In collaboration with seven associates, Peter F. Barnes, MD, of the Center for Pulmonary and Infectious Disease Control at the University of Texas Health Center in Tyler, Texas, studied 413 individuals who have had contact with patients diagnosed with TB. After administering both tests to the group, the researchers found that the standard skin test returned positive results for exactly half of the subjects, while ELISPOT, the new blood test, only found TB in 39 percent.
The investigators argued that the blood test proved more accurate in TB diagnosis because it reduces the risk of error in test administration and interpretation, especially in developing nations. The authors also noted that certain types of vaccinations can trigger erroneous results from the skin test.

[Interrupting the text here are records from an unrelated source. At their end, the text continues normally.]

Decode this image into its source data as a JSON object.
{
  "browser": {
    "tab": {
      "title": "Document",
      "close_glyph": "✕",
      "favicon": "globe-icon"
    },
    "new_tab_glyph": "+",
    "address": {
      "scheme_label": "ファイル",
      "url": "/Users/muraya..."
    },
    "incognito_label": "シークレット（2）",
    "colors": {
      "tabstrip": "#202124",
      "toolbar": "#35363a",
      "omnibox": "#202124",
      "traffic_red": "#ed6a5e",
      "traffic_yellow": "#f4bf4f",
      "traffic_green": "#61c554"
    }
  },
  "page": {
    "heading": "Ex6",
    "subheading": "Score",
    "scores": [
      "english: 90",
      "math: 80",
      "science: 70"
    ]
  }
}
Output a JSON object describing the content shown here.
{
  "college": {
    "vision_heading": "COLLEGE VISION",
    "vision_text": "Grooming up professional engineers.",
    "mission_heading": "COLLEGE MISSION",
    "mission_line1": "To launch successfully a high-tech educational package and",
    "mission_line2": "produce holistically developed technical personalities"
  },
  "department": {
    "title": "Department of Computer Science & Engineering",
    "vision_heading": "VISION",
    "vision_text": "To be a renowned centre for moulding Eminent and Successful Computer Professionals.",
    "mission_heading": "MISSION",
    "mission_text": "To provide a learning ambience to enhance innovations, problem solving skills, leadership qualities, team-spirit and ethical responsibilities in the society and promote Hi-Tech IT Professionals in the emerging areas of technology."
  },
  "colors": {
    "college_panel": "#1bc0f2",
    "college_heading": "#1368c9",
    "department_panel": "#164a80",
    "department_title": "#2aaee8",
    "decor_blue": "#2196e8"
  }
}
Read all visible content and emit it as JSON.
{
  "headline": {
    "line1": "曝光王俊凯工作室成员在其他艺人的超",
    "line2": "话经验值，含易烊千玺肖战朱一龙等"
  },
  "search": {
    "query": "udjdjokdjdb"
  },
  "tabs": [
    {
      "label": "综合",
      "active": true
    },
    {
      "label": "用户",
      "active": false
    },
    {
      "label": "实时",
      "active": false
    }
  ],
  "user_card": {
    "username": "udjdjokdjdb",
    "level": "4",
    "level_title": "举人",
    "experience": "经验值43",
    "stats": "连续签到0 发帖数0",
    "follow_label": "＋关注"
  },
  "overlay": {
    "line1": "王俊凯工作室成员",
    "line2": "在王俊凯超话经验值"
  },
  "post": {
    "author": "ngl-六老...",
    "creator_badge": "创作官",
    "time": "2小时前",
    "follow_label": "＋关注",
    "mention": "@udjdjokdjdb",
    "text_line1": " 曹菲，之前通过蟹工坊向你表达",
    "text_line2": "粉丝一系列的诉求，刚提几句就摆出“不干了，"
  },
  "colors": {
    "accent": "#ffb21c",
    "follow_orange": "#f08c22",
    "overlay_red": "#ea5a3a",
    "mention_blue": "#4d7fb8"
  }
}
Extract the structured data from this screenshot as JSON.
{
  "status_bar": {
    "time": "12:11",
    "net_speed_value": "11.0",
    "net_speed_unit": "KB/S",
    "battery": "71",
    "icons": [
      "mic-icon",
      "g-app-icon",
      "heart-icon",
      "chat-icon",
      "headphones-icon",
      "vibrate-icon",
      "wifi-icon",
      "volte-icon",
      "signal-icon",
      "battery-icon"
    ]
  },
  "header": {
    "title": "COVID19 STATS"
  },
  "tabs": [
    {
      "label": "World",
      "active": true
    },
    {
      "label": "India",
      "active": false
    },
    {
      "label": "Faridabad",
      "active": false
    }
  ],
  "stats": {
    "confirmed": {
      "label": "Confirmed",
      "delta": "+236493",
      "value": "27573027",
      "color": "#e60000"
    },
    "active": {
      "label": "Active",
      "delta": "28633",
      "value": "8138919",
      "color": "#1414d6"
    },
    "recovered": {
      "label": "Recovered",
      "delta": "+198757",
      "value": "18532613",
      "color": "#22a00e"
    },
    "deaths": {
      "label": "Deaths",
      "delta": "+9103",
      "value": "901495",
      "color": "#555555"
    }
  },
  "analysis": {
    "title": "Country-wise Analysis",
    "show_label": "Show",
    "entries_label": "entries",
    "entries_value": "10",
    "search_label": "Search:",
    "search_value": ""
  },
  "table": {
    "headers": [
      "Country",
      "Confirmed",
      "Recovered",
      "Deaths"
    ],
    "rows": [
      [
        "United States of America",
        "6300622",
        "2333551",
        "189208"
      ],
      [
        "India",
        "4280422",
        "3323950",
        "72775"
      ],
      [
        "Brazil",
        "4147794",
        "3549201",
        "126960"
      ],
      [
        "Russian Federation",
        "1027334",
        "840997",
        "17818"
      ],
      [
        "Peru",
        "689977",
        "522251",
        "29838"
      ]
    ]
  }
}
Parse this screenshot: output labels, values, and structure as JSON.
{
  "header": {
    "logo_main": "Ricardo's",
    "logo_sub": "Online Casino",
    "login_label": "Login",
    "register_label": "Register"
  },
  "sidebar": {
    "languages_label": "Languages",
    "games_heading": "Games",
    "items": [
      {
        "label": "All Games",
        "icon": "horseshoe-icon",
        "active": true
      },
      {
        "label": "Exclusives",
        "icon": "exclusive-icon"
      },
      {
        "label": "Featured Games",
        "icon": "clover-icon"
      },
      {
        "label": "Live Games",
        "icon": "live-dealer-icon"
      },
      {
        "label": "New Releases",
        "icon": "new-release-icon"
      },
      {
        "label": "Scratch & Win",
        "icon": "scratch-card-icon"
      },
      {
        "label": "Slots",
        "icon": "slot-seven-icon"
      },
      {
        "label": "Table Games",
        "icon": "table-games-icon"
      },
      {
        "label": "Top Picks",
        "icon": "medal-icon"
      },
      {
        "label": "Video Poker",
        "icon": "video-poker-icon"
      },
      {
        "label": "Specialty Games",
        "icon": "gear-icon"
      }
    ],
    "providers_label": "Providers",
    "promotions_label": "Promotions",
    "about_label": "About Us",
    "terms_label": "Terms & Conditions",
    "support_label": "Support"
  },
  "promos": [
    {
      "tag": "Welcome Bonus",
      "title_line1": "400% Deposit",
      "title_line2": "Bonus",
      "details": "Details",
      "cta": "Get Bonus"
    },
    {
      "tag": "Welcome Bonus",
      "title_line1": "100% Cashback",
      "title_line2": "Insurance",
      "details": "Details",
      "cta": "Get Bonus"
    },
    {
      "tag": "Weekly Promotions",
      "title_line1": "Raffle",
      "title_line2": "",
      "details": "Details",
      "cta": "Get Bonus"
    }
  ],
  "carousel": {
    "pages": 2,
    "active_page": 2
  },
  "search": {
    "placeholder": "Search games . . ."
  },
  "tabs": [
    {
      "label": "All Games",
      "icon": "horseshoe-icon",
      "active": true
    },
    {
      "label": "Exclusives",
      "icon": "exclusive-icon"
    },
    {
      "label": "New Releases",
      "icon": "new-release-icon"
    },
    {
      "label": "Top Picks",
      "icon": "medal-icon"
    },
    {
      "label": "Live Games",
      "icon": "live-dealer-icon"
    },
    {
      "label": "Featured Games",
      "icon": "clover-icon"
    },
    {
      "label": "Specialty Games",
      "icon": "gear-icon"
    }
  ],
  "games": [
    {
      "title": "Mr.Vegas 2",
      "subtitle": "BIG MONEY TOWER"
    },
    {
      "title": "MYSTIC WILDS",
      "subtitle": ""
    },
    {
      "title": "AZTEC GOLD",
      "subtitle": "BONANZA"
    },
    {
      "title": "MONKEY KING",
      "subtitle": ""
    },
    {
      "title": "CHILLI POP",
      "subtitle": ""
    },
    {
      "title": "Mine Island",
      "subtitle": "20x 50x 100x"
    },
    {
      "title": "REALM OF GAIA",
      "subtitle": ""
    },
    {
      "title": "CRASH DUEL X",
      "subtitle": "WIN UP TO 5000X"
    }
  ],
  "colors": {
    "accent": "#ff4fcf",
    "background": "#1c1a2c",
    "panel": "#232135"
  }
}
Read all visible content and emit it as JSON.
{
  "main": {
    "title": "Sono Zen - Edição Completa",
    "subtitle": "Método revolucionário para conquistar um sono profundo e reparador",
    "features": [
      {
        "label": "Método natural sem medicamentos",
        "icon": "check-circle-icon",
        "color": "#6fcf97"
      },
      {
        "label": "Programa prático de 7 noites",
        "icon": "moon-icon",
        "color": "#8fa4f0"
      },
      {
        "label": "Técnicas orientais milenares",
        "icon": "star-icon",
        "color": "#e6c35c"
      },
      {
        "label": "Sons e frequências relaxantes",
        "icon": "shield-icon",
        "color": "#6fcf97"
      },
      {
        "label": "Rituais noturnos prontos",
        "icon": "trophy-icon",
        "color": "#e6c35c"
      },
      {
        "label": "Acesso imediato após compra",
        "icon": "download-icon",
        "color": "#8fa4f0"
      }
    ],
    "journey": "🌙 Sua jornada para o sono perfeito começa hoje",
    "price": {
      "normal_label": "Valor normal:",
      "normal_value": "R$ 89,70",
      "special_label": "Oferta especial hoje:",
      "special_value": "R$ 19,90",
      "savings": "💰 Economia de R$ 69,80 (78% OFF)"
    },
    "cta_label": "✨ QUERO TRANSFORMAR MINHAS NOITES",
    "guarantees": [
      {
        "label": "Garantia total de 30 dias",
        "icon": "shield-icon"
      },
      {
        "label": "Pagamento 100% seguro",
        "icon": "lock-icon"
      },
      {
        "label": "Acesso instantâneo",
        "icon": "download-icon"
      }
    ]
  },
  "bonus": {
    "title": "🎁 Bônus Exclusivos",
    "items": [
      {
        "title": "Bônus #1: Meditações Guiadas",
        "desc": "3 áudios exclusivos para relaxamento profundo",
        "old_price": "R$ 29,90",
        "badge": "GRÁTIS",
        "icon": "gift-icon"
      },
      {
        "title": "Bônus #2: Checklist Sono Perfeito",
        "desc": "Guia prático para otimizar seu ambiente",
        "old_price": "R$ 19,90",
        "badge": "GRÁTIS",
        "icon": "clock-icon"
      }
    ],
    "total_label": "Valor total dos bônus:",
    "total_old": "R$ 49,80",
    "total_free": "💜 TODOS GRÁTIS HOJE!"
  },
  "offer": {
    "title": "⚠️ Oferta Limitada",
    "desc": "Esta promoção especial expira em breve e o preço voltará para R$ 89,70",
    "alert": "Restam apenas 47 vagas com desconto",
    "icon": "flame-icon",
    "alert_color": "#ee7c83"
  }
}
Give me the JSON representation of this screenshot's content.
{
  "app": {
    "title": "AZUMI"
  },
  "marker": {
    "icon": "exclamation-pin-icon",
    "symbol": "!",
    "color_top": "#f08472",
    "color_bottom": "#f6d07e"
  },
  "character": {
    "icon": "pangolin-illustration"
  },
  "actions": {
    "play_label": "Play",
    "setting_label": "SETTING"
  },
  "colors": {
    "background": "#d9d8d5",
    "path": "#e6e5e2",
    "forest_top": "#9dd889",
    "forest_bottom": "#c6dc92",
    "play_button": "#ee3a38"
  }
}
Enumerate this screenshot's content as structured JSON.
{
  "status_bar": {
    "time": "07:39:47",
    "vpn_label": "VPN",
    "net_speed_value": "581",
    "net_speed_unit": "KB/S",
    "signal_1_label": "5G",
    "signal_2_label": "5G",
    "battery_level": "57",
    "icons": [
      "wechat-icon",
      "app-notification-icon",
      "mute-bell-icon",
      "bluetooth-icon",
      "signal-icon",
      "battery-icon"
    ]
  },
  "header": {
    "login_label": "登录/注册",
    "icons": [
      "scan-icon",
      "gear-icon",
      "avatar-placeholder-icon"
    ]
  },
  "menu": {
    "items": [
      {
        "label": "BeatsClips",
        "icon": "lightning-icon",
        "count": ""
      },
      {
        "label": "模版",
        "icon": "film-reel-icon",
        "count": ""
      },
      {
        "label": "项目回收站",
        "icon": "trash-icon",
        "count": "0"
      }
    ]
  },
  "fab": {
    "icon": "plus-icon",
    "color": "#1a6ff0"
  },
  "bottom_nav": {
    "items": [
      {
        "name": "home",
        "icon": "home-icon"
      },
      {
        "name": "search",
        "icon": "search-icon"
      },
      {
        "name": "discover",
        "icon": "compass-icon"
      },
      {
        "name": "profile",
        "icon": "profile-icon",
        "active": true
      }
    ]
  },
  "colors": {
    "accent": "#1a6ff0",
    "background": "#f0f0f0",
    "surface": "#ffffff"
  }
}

Unfortunately, the standard method of diagnosing latent TB infection is the tuberculin skin test, which has many shortcomings, said Barnes. Two visits are required and skilled personnel are essential for proper placement and interpretation of the test. In addition, because purified protein derivative of tuberculin contains many antigens that are shared with other mycobacteria, the skin test does not reliably distinguish latent TB infection from prior immunization with bacilli Calmette-GuÃ©rin, or BCG vaccination, or from infection with environmental mycobacteria.
This is a major problem in most developed countries because a growing proportion of those with latent infection are foreign-born persons from high-incidence countries, most of whom received BCG vaccination during childhood, Barnes continued. A more accurate and convenient test to diagnosis latent TB infection would greatly enhance tuberculosis control efforts.
Of the study cohort, 185 individuals (45 percent) were born in the United States, while 228 were foreign-born. Among the foreign-born persons in the study, 201 (88 percent) were BCG-vaccinated. Of those born in the United States, only three had received the BCG vaccine.
During the study, six subjects developed TB. Five had positive blood tests and four had positive tuberculin skin tests. The investigators developed a formula to calculate a contact score for each TB case, which quantified the extent of exposure to a TB patient, as well as the degree of infectiousness.
Since the risk of acquiring latent TB infection is proportional to the closeness of the persons relationship to the patient, the infectivity of the patient and the extent of exposure, the contact score is calculated by multiplying an individuals relationship (a household contact had increased weight) by infectivity (positive acid-fast sputum smears were weighted four times higher) and the extent of exposure (time spent indoors, within three feet of patient, type of room, etc.).
Persons born in the United States and those who were not vaccinated with BCG were at relatively low risk for preexisting latent TB infection, and their principal risk was from recent exposure to a patient with tuberculosis, said Barnes. In this setting, higher contact scores were significantly associated with both positive ELISPOT and tuberculin skin test results. However, the contact score was more strongly related to the ELISPOT than the tuberculin skin test results, although this difference was not statistically significant.
According to the authors, both ELISPOT and tuberculin skin test results were positive in 133 persons and both were negative in 175 contacts. The tuberculin skin test alone was positive in 75 cases (18 percent) and the ELISPOT test alone was positive in 30 cases (7 percent).
ELISPOT, approved for use in Europe, is being evaluated by the Food and Drug Administration (FDA).
Source: American Thoracic Society (ATS)